'What would happen if the president of the U.S.A. went stark-raving mad?' The 1965 bestselling political thriller, back by popular demand
Fletcher Knebel is the author of the number one bestseller Seven Days in May (with Charles W. Bailey II) and more than a dozen other works of fiction. From 1937 to 1964, he worked as a Washington correspondent for numerous American newspapers and magazines. He served as an air combat intelligence officer in the U.S. Navy during the Second World War, and later wrote a popular daily column, 'Potomac Fever', which satirised national politics and government. In 1964, the year during which he wrote the New York Times bestselling thriller Night of Camp David, he was named president of the Gridiron Club, one of the oldest and most prestigious organisations for journalists in Washington. Born in Dayton, Ohio, in 1911, Knebel graduated from Miami University in Oxford, Ohio, and died in 1993 at the age of eighty-one.

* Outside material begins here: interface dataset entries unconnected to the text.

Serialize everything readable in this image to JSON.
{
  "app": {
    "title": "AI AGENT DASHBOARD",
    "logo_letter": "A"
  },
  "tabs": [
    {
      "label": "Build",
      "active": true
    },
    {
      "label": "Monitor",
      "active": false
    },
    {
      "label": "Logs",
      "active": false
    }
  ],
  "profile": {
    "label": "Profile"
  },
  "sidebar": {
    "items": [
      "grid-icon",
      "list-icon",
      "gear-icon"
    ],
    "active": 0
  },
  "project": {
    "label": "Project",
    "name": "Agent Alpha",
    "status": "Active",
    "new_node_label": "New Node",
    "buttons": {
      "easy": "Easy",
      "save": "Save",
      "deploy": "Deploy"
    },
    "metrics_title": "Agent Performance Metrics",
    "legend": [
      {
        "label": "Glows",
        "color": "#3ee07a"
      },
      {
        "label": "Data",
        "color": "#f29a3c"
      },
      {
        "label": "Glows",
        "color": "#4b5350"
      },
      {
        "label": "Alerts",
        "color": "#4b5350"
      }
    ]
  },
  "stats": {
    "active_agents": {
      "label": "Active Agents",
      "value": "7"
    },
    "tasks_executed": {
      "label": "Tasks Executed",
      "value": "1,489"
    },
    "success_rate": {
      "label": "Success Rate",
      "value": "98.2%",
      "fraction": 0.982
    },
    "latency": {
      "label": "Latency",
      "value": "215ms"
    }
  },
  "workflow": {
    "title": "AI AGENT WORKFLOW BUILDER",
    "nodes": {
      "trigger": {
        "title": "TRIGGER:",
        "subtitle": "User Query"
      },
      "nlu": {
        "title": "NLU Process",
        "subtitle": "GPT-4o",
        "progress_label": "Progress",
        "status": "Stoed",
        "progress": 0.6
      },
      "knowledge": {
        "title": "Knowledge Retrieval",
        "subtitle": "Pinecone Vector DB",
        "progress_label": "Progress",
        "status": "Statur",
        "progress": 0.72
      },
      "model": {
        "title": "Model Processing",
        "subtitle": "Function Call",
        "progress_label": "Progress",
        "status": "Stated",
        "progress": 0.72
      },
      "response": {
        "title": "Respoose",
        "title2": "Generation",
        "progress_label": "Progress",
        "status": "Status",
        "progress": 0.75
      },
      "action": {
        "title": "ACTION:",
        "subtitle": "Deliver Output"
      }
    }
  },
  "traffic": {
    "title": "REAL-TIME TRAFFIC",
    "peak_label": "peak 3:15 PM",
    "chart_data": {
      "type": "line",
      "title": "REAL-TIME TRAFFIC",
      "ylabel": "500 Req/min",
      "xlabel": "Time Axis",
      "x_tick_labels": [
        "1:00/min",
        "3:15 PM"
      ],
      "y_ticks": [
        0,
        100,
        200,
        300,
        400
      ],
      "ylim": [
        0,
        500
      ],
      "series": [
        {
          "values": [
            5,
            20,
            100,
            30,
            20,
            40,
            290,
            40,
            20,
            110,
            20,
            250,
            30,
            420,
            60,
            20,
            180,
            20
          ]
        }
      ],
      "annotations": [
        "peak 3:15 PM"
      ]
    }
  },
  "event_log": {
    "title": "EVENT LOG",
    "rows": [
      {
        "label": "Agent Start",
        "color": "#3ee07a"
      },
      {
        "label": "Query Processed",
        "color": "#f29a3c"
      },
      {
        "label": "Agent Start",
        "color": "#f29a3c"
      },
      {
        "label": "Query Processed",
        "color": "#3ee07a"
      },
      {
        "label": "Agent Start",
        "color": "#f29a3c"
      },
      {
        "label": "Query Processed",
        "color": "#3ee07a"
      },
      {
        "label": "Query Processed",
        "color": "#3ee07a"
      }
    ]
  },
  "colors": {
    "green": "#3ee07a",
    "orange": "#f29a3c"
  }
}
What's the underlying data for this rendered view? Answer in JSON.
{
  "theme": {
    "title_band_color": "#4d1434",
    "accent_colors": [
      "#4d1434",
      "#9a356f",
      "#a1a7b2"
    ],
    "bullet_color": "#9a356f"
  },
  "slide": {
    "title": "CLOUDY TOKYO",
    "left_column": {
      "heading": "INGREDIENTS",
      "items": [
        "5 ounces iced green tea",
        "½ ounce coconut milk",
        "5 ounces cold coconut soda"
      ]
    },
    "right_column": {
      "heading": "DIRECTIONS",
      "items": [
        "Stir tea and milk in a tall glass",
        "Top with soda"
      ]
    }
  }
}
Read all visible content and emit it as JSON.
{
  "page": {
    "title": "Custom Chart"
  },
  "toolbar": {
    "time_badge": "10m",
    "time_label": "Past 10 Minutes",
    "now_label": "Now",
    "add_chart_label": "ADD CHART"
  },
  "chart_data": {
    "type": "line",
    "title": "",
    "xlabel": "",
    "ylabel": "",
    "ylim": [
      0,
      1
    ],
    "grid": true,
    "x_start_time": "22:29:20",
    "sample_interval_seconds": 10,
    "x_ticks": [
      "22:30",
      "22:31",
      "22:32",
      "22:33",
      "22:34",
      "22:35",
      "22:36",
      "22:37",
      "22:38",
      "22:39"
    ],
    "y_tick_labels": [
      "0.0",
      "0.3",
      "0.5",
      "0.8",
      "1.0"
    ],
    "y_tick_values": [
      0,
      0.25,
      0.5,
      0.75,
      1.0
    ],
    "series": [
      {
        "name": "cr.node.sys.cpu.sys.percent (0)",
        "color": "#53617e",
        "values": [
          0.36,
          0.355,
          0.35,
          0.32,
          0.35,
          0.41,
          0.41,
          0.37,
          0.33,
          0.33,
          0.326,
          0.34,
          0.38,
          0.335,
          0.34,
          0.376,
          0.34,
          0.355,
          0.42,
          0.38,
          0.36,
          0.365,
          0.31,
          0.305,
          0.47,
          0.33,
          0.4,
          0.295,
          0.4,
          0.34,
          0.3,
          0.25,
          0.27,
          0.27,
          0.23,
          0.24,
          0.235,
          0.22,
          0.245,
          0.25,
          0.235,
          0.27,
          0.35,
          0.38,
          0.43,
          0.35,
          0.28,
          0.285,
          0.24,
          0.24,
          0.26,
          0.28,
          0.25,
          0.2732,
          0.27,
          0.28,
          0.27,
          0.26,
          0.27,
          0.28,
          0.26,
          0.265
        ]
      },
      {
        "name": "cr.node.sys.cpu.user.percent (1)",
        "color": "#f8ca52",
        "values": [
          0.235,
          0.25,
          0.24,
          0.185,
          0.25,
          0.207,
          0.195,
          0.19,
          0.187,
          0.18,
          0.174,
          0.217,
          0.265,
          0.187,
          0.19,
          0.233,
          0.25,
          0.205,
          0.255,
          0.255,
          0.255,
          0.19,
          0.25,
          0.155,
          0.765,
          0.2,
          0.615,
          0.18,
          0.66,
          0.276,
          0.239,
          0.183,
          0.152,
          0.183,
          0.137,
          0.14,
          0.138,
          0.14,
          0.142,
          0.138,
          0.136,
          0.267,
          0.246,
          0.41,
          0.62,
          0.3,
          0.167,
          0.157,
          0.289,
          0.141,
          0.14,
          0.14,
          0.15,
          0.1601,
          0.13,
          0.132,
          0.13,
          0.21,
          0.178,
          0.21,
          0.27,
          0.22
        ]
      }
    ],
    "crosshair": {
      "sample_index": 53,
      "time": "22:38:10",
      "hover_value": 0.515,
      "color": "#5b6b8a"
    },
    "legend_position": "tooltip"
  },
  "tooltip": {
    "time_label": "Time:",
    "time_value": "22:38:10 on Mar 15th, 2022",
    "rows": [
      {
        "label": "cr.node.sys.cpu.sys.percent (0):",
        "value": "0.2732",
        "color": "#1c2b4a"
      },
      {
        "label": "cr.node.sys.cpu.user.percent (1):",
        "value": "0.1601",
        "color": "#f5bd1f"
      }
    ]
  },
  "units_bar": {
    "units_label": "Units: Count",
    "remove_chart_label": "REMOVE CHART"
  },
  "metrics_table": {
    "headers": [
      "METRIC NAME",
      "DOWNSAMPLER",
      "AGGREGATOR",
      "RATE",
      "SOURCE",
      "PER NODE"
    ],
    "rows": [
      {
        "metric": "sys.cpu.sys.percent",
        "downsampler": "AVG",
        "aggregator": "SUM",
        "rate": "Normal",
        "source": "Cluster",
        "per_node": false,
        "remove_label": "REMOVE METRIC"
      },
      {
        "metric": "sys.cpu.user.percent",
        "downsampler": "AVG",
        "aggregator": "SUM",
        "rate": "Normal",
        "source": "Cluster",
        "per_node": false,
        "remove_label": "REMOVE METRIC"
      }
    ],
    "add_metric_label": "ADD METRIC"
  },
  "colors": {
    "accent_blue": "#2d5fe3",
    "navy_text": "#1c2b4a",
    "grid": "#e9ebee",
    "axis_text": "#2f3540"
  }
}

Compelling... It's a testament to Knebel's skill that
Night of Camp David remains thrilling -- Tom McCarthy
* Guardian *
This summer I reread Night of Camp David, the 1965 novel by Fletcher Knebel... The book ends with some compelling twists -- Bob Woodward, author of Fear: Trump in the White House * New York Times *
Eerily prescient -- Laura Wilson * Guardian *
When it first appeared, this first-rate thriller was termed "a little too plausible for comfort". It still is -- Geoffrey Wansell * Daily Mail *